My bass collection - G&L


The L-5000 was G&L’s first foray into the world of 5-string basses. But as stated on the page for that bass, the L-5000 had some fundamental shortcomings. The neck had to be quartersawn because the single truss rod was not beefy enough to counteract the tension of 5-strings. In addition, the nut width of 1¾” was uncomfortably narrow. And all this beyond the use of the unconventional Z-coil pickups. With a press release around the end of 1993, G&L announced the arrival of the L-5500, the first 5-string bass of the BBE-era, with the intent to address all the aforementioned issues. The nut was widened to 1¹³⁄₁₆” and the neck got carbon fiber reinforcement, both first tested on the ‘Z-5000‘ prototype. This particular bass has a 34” scale hard-rock maple neck with a 12” radius rosewood fingerboard and a 4+1 arrangement of the Ultralite tuning machines. Instead of the common 3-bolt tilt-neck attachment, the L-5500 was the first bass to use a 6-bolt attachment. And instead of 6 ferrules as used today, G&L still used a neck plate with the serial number stamped on it. The latter started at B000000 again, an interesting story in itself.

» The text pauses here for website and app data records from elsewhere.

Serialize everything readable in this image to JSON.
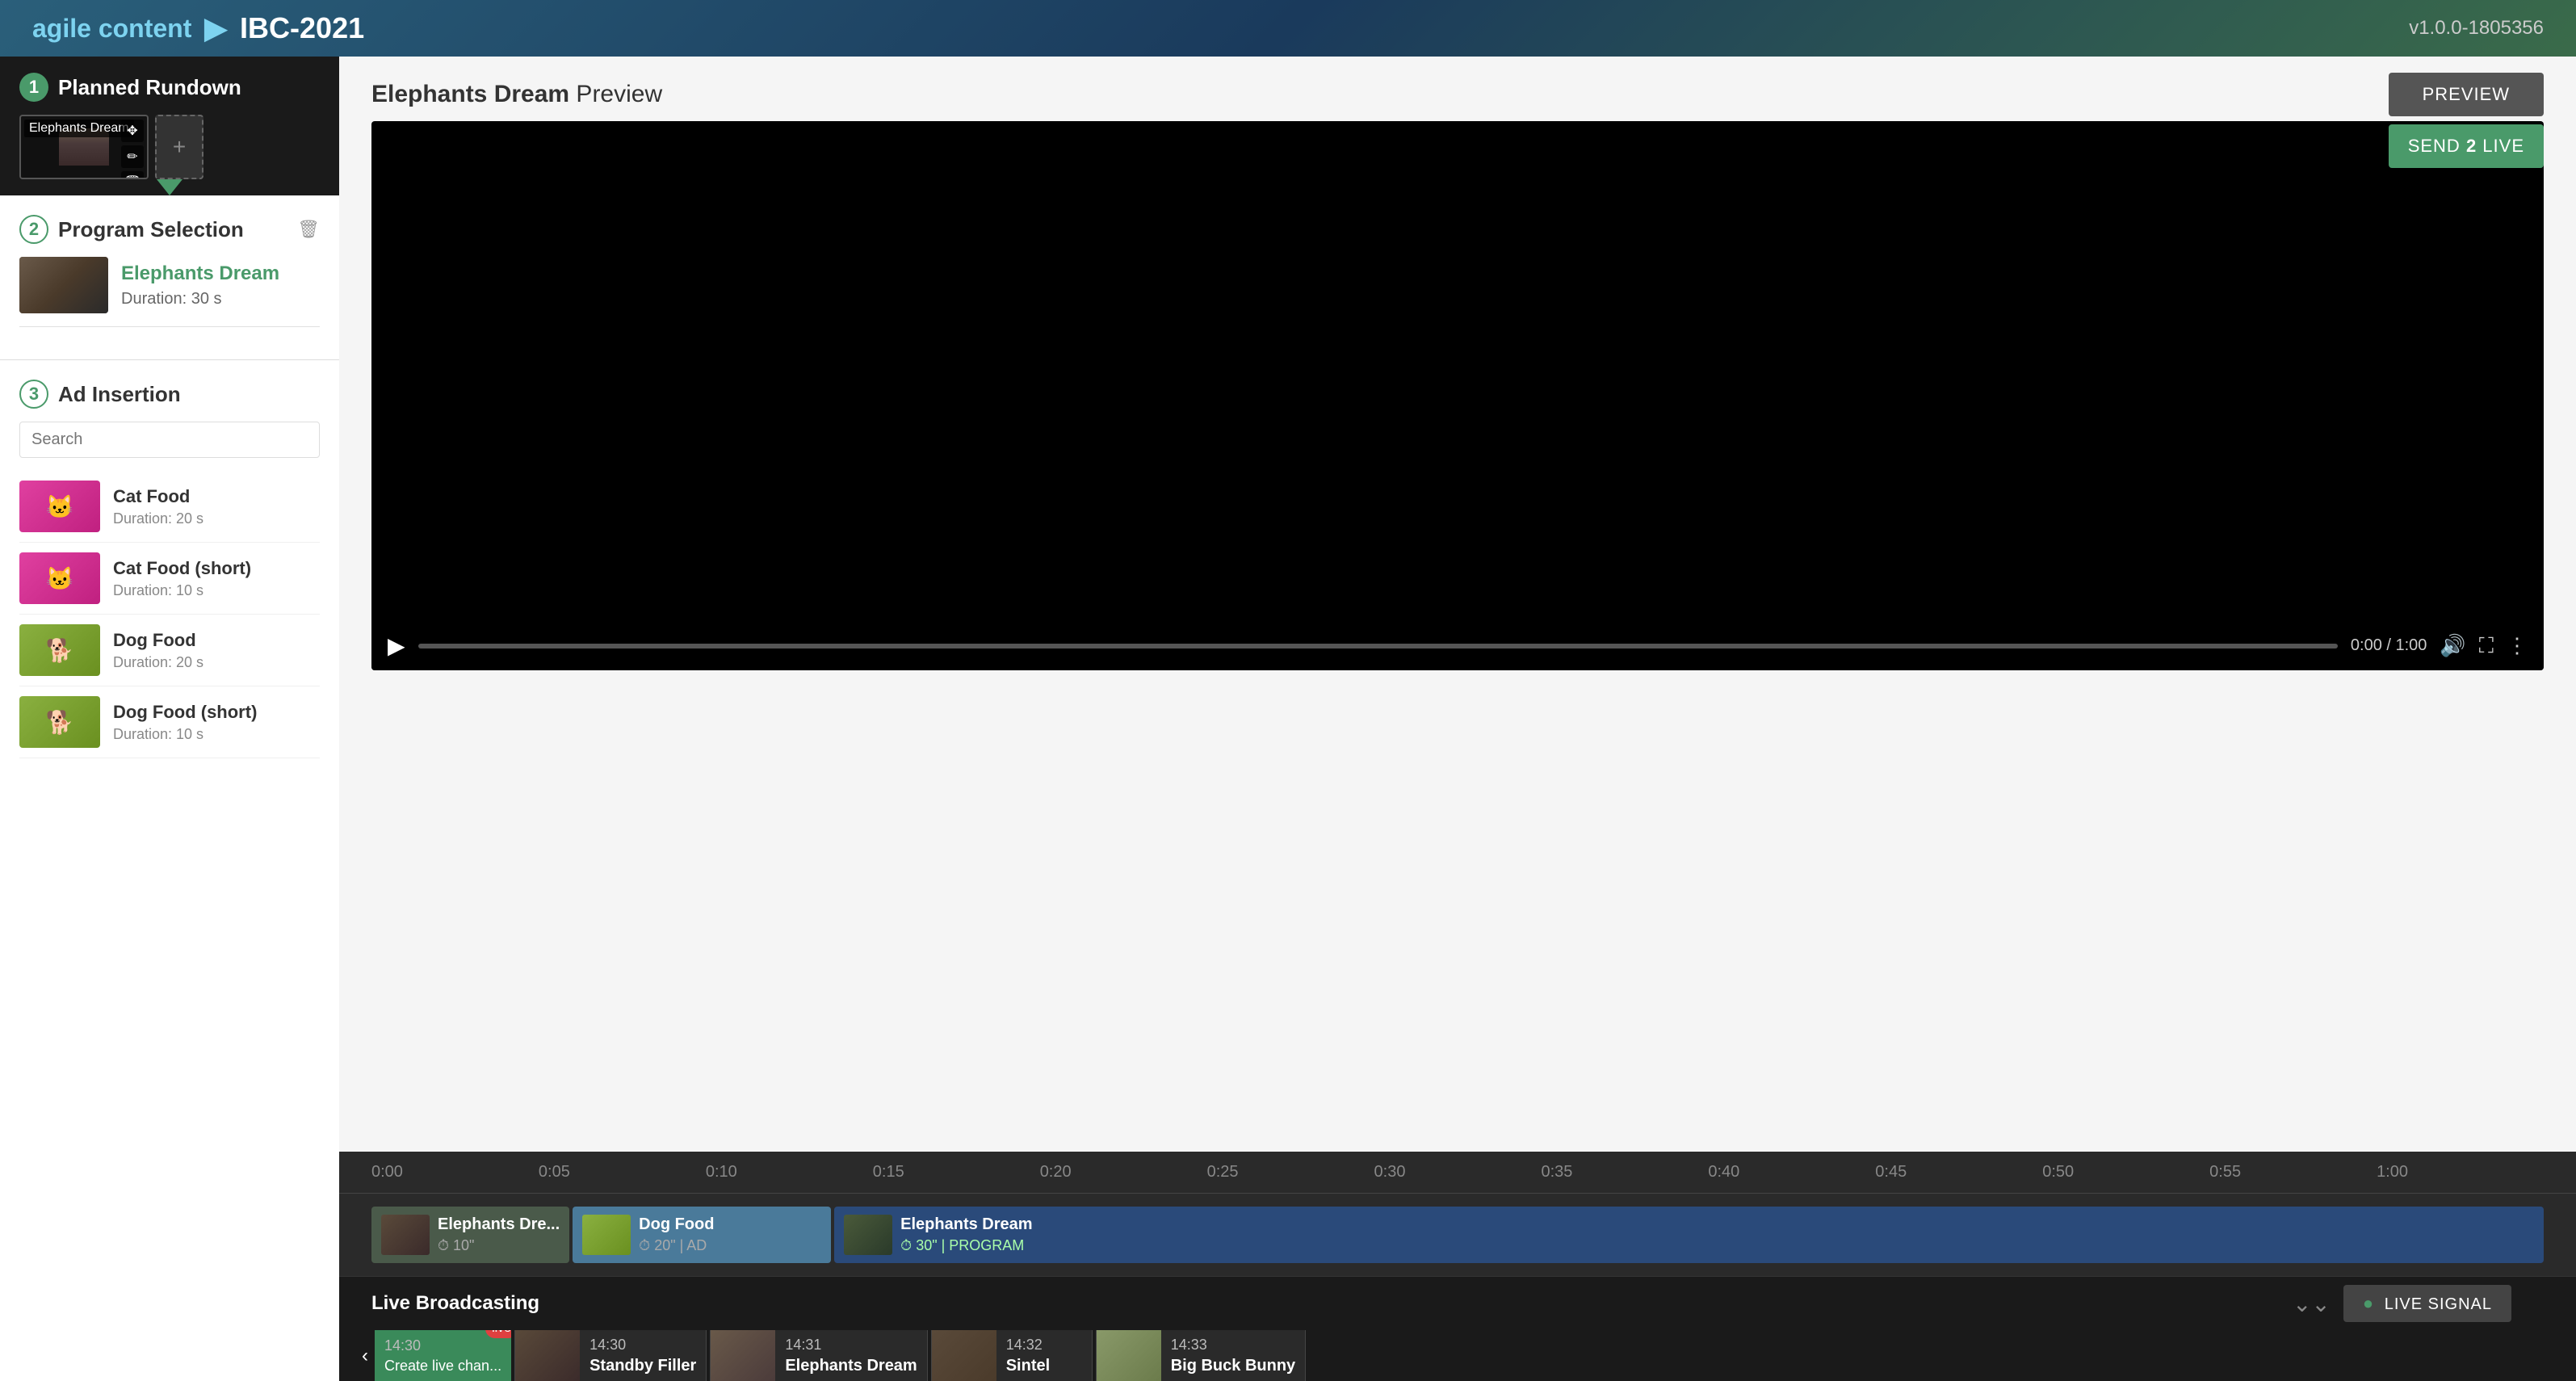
{
  "app": {
    "brand": "agile content",
    "arrow": "▶",
    "event": "IBC-2021",
    "version": "v1.0.0-1805356"
  },
  "planned_rundown": {
    "section_number": "1",
    "section_title": "Planned Rundown",
    "rundown_item_label": "Elephants Dream",
    "add_label": "+"
  },
  "program_selection": {
    "section_number": "2",
    "section_title": "Program Selection",
    "program_title": "Elephants Dream",
    "program_duration": "Duration: 30 s"
  },
  "ad_insertion": {
    "section_number": "3",
    "section_title": "Ad Insertion",
    "search_placeholder": "Search",
    "ads": [
      {
        "title": "Cat Food",
        "duration": "Duration: 20 s",
        "type": "cat"
      },
      {
        "title": "Cat Food (short)",
        "duration": "Duration: 10 s",
        "type": "cat"
      },
      {
        "title": "Dog Food",
        "duration": "Duration: 20 s",
        "type": "dog"
      },
      {
        "title": "Dog Food (short)",
        "duration": "Duration: 10 s",
        "type": "dog"
      }
    ]
  },
  "preview": {
    "title_bold": "Elephants Dream",
    "title_normal": " Preview",
    "time": "0:00 / 1:00"
  },
  "timeline": {
    "marks": [
      "0:00",
      "0:05",
      "0:10",
      "0:15",
      "0:20",
      "0:25",
      "0:30",
      "0:35",
      "0:40",
      "0:45",
      "0:50",
      "0:55",
      "1:00"
    ],
    "track1_title": "Elephants Dre...",
    "track1_meta": "⏱ 10\"",
    "track2_title": "Dog Food",
    "track2_meta": "⏱ 20\" | AD",
    "track3_title": "Elephants Dream",
    "track3_meta": "⏱ 30\" | PROGRAM"
  },
  "buttons": {
    "preview": "PREVIEW",
    "send_live": "SEND 2 LIVE"
  },
  "live_broadcasting": {
    "title": "Live Broadcasting",
    "live_signal": "LIVE SIGNAL",
    "items": [
      {
        "time": "14:30",
        "label": "Standby Filler",
        "type": "green",
        "has_live": false
      },
      {
        "time": "14:30",
        "label": "Create live chan...",
        "type": "create",
        "has_live": true
      },
      {
        "time": "14:31",
        "label": "Elephants Dream",
        "type": "dark",
        "has_live": false
      },
      {
        "time": "14:32",
        "label": "Sintel",
        "type": "dark",
        "has_live": false
      },
      {
        "time": "14:33",
        "label": "Big Buck Bunny",
        "type": "dark",
        "has_live": false
      }
    ]
  },
  "bottom_left": {
    "time": "14:30",
    "label": "Create chan Standby Filler"
  }
}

These plates were either chromed or black-powder coated to match the finish of the Saddle-Lock bridge used. This particular bass has a contoured swamp ash body in a beautiful Clear Blue finish. Since no 5-string Magnetic Field Design (MFD) bass humbucker was available yet, G&L outsourced the pickups and wiring harness: EMG Soapbar 40DC humbuckers with their proprietary BTC System for the tone stack. Note that the spacing between pickups of the first L-5500s, as seen from the page in the 1993-1994 Catalog shown below, is quite a bit larger than on later models like this one. With no copies in my possession of price lists between January 1992 and September 1994, I have the L-5500 only appear in a list dated October 1, 1994. Pictorially, the L-5500 appears for the last time in the 1996 Catalog, also shown below. Indicating production has ceased, the July 1, 1997 price list makes no mention of the L-5500. Not a big surprise because by then G&L carries the L-1505 and L-2500 5-string basses, both with the 5-string MFD bass humbucker. Beyond the referenced press release above, there is very little information on the L-5500. Even the Basses by Leo website has not much more than this particular thread.



The story behind this bass


Serial number:

Neck date:

Body date:


Why adding this bass to the collection? A reasonable question to ask. After all, this site aims to be mostly about the Broadcaster/ASAT and is guitar-centric at the least. But a Legacy Bass had already been added merely because it was produced prior to 1997, when G&L dropped their 3-bolt attachment for most of their basses, and a precursor to the LB-100. The L-5500 bass precedes that 1997 cut-off date too. It just happens to have an early version of a 6-bolt attachment instead. But it also allowed the addition of some pictures to the EMG OEM pickup section and Serial Numbers chapter on this site. Sometime during 2018, I received an email from my dear friend Greg Gagliano alerting me an early L-5500, i.e. one with the wide pickup spacing, was available on one of the online auction sites. I do recall it was located in Sedro-Woolley, a small town north of Seattle, but cannot remember how I let that one slip through my fingers. So you keep looking and several months later the Sam Ash store in LA listed this great looking bass. All but the volume control of the the BTC controls have center detents. For the pan pot, center corresponds with both pickups been mixed in to the same extend. Both the treble and bass pots allow for a 12dB cut or boost. This makes this tonally the most versatile G&L bass in my opinion. Talking heavy bass here; not just the thumping quality of this instruments but also its heft. It will be hard for anybody to gig this for hours on end.

The story behind this guitar



JUN 02 1994, marked ‘L-5500’

MAY 24 1994, marked ‘5’

D’Addario EXL170-5 Nickel Wound 5-string Light Long Scale (45-130)